▶ Supplied records
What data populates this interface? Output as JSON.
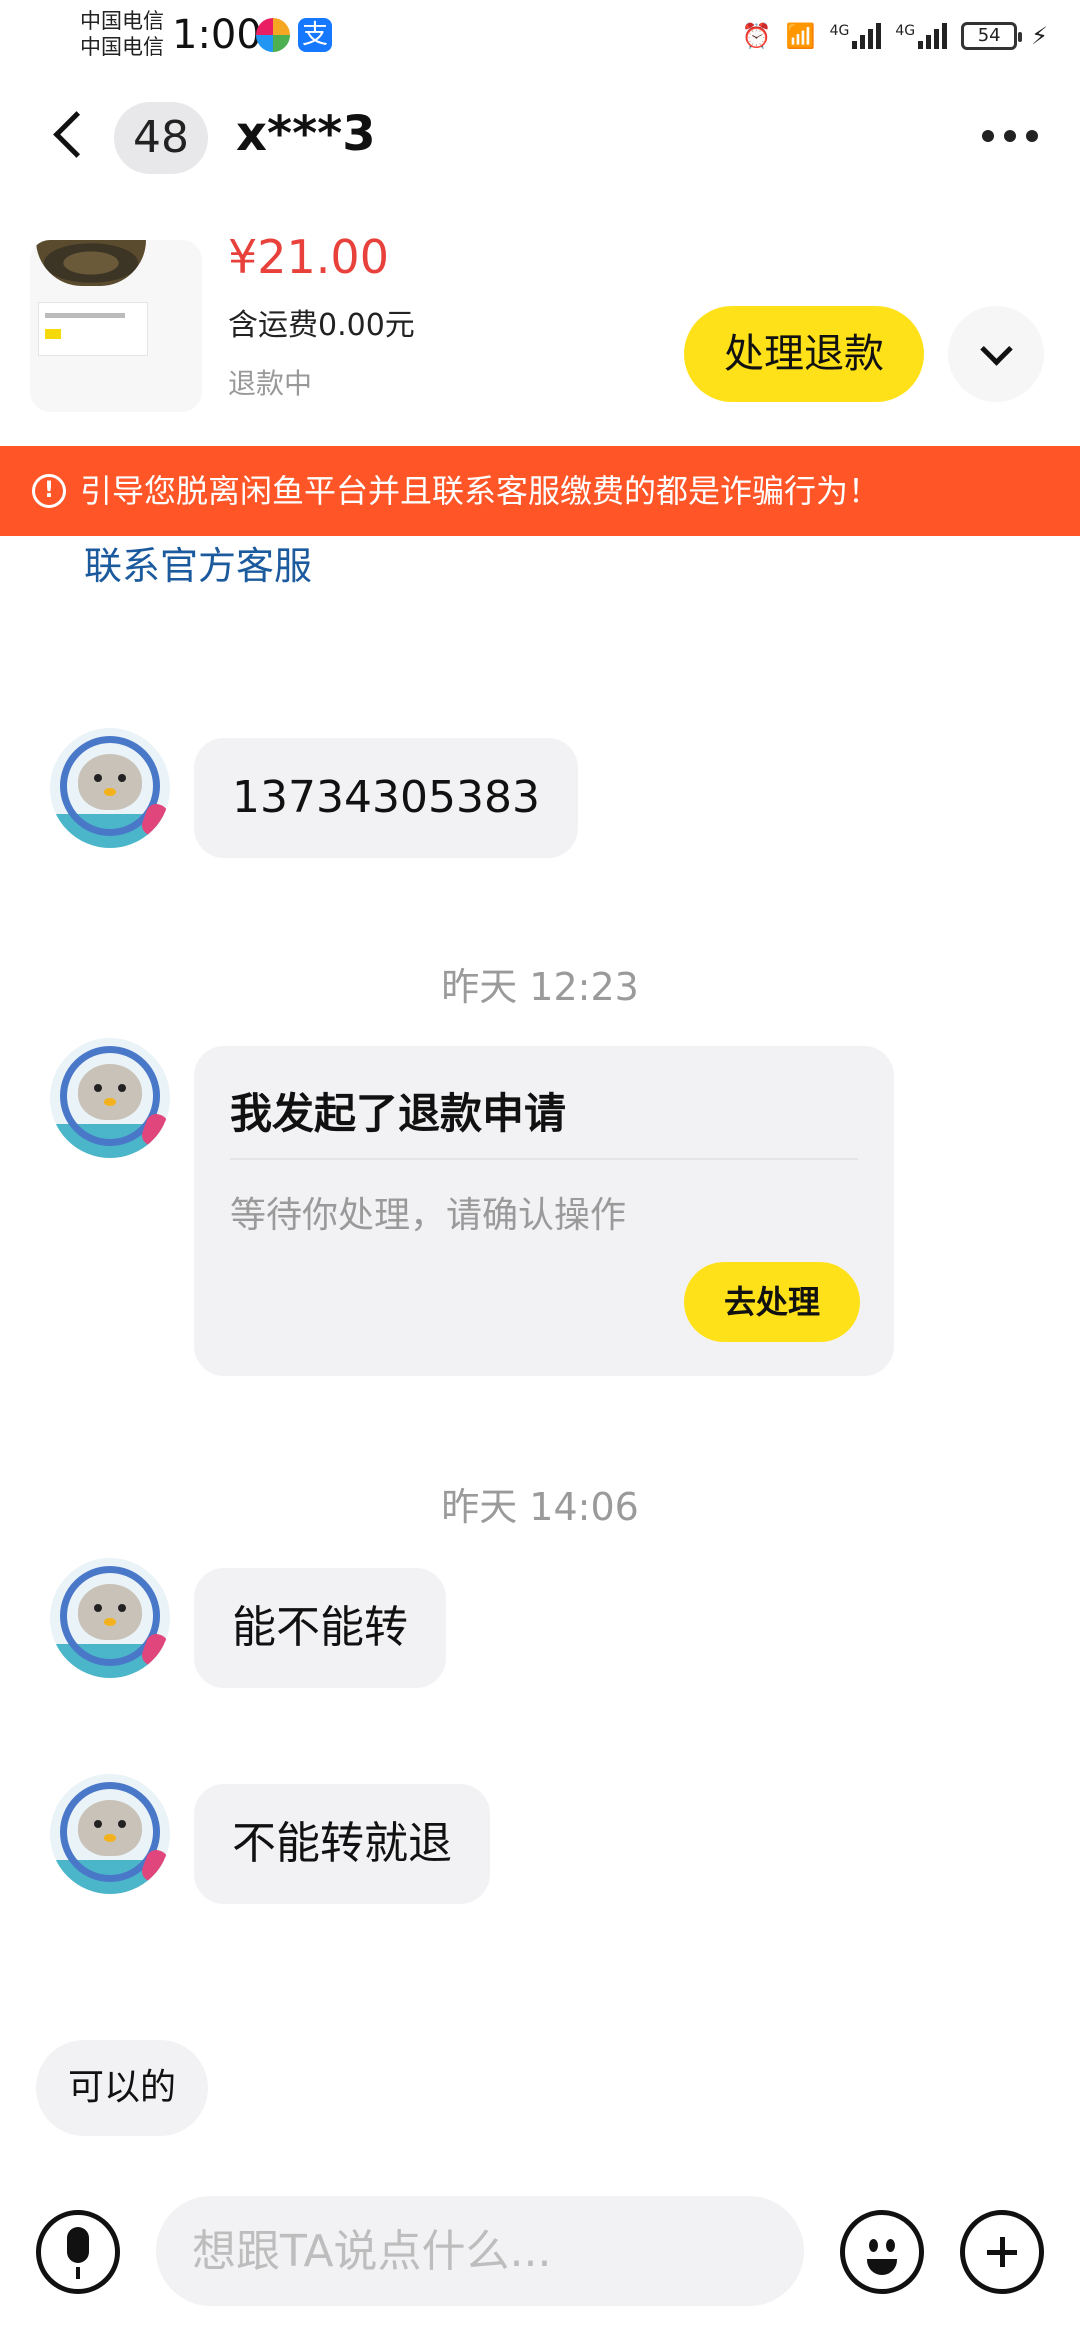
{
  "status_bar": {
    "carrier_line1": "中国电信",
    "carrier_line2": "中国电信",
    "time": "1:00",
    "network_1": "4G",
    "network_2": "4G",
    "battery": "54"
  },
  "header": {
    "unread_count": "48",
    "contact_name": "x***3"
  },
  "product": {
    "price": "¥21.00",
    "shipping": "含运费0.00元",
    "status": "退款中",
    "action_label": "处理退款"
  },
  "warning": {
    "text": "引导您脱离闲鱼平台并且联系客服缴费的都是诈骗行为！"
  },
  "service_link": "联系官方客服",
  "messages": {
    "msg1": "13734305383",
    "time1": "昨天 12:23",
    "refund_card": {
      "title": "我发起了退款申请",
      "subtitle": "等待你处理，请确认操作",
      "button": "去处理"
    },
    "time2": "昨天 14:06",
    "msg2": "能不能转",
    "msg3": "不能转就退"
  },
  "quick_reply": "可以的",
  "input": {
    "placeholder": "想跟TA说点什么..."
  },
  "colors": {
    "accent_yellow": "#ffe119",
    "price_red": "#e8413b",
    "warning_orange": "#ff5527",
    "link_blue": "#1c5a9e"
  }
}
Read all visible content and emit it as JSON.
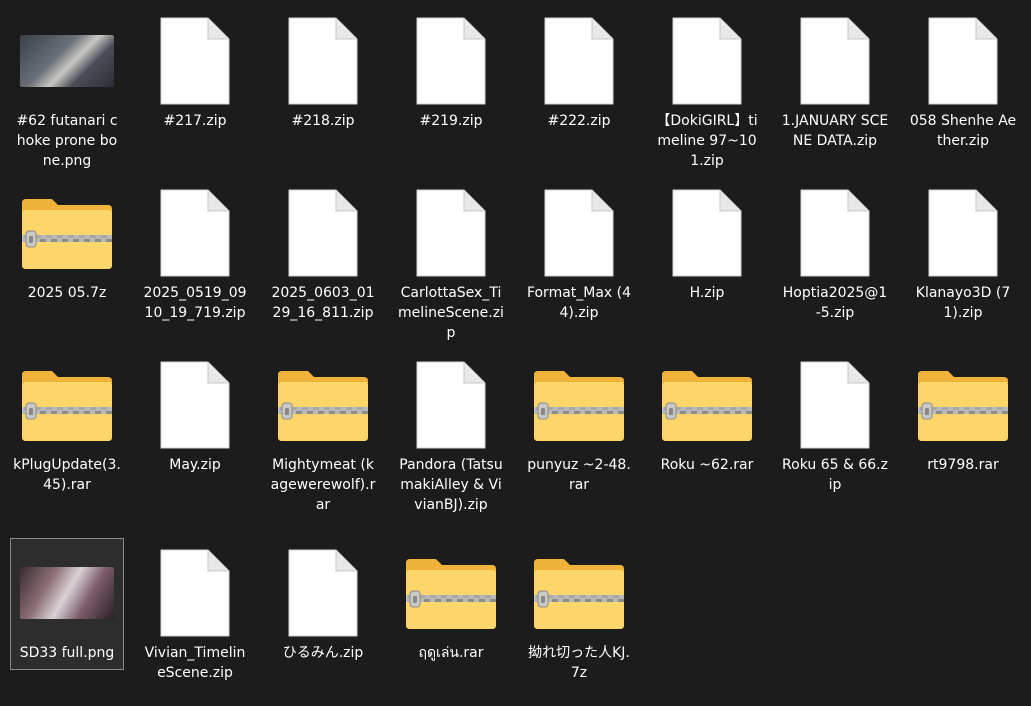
{
  "files": [
    {
      "name": "#62 futanari choke prone bone.png",
      "kind": "image",
      "thumb": "t1"
    },
    {
      "name": "#217.zip",
      "kind": "document"
    },
    {
      "name": "#218.zip",
      "kind": "document"
    },
    {
      "name": "#219.zip",
      "kind": "document"
    },
    {
      "name": "#222.zip",
      "kind": "document"
    },
    {
      "name": "【DokiGIRL】timeline 97~101.zip",
      "kind": "document"
    },
    {
      "name": "1.JANUARY SCENE DATA.zip",
      "kind": "document"
    },
    {
      "name": "058 Shenhe Aether.zip",
      "kind": "document"
    },
    {
      "name": "2025 05.7z",
      "kind": "zip-folder"
    },
    {
      "name": "2025_0519_0910_19_719.zip",
      "kind": "document"
    },
    {
      "name": "2025_0603_0129_16_811.zip",
      "kind": "document"
    },
    {
      "name": "CarlottaSex_TimelineScene.zip",
      "kind": "document"
    },
    {
      "name": "Format_Max (44).zip",
      "kind": "document"
    },
    {
      "name": "H.zip",
      "kind": "document"
    },
    {
      "name": "Hoptia2025@1-5.zip",
      "kind": "document"
    },
    {
      "name": "Klanayo3D (71).zip",
      "kind": "document"
    },
    {
      "name": "kPlugUpdate(3.45).rar",
      "kind": "zip-folder"
    },
    {
      "name": "May.zip",
      "kind": "document"
    },
    {
      "name": "Mightymeat (kagewerewolf).rar",
      "kind": "zip-folder"
    },
    {
      "name": "Pandora (TatsumakiAlley & VivianBJ).zip",
      "kind": "document"
    },
    {
      "name": "punyuz ~2-48.rar",
      "kind": "zip-folder"
    },
    {
      "name": "Roku ~62.rar",
      "kind": "zip-folder"
    },
    {
      "name": "Roku 65 & 66.zip",
      "kind": "document"
    },
    {
      "name": "rt9798.rar",
      "kind": "zip-folder"
    },
    {
      "name": "SD33 full.png",
      "kind": "image",
      "thumb": "t2",
      "selected": true
    },
    {
      "name": "Vivian_TimelineScene.zip",
      "kind": "document"
    },
    {
      "name": "ひるみん.zip",
      "kind": "document"
    },
    {
      "name": "ฤดูเล่น.rar",
      "kind": "zip-folder"
    },
    {
      "name": "拗れ切った人KJ.7z",
      "kind": "zip-folder"
    }
  ],
  "icons": {
    "document": "document-icon",
    "zip-folder": "compressed-folder-icon",
    "image": "image-thumbnail"
  },
  "colors": {
    "background": "#1c1c1c",
    "folder_back": "#f0b33a",
    "folder_front": "#fcd66a",
    "zipper": "#9a9a9a",
    "document": "#ffffff"
  }
}
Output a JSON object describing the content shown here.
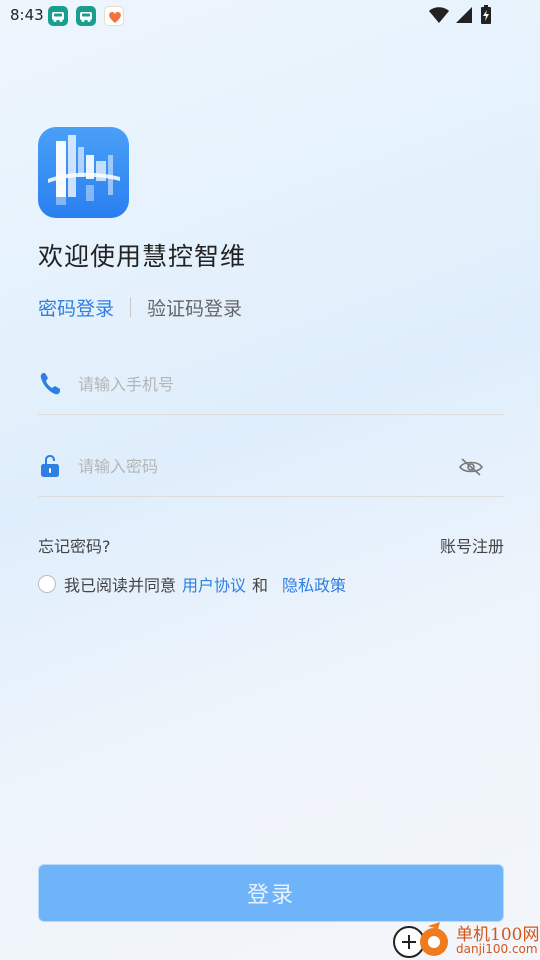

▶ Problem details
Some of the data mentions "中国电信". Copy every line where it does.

▶ Solution to the exercise
    "carrier_line1": "中国电信",
    "carrier_line2": "中国电信",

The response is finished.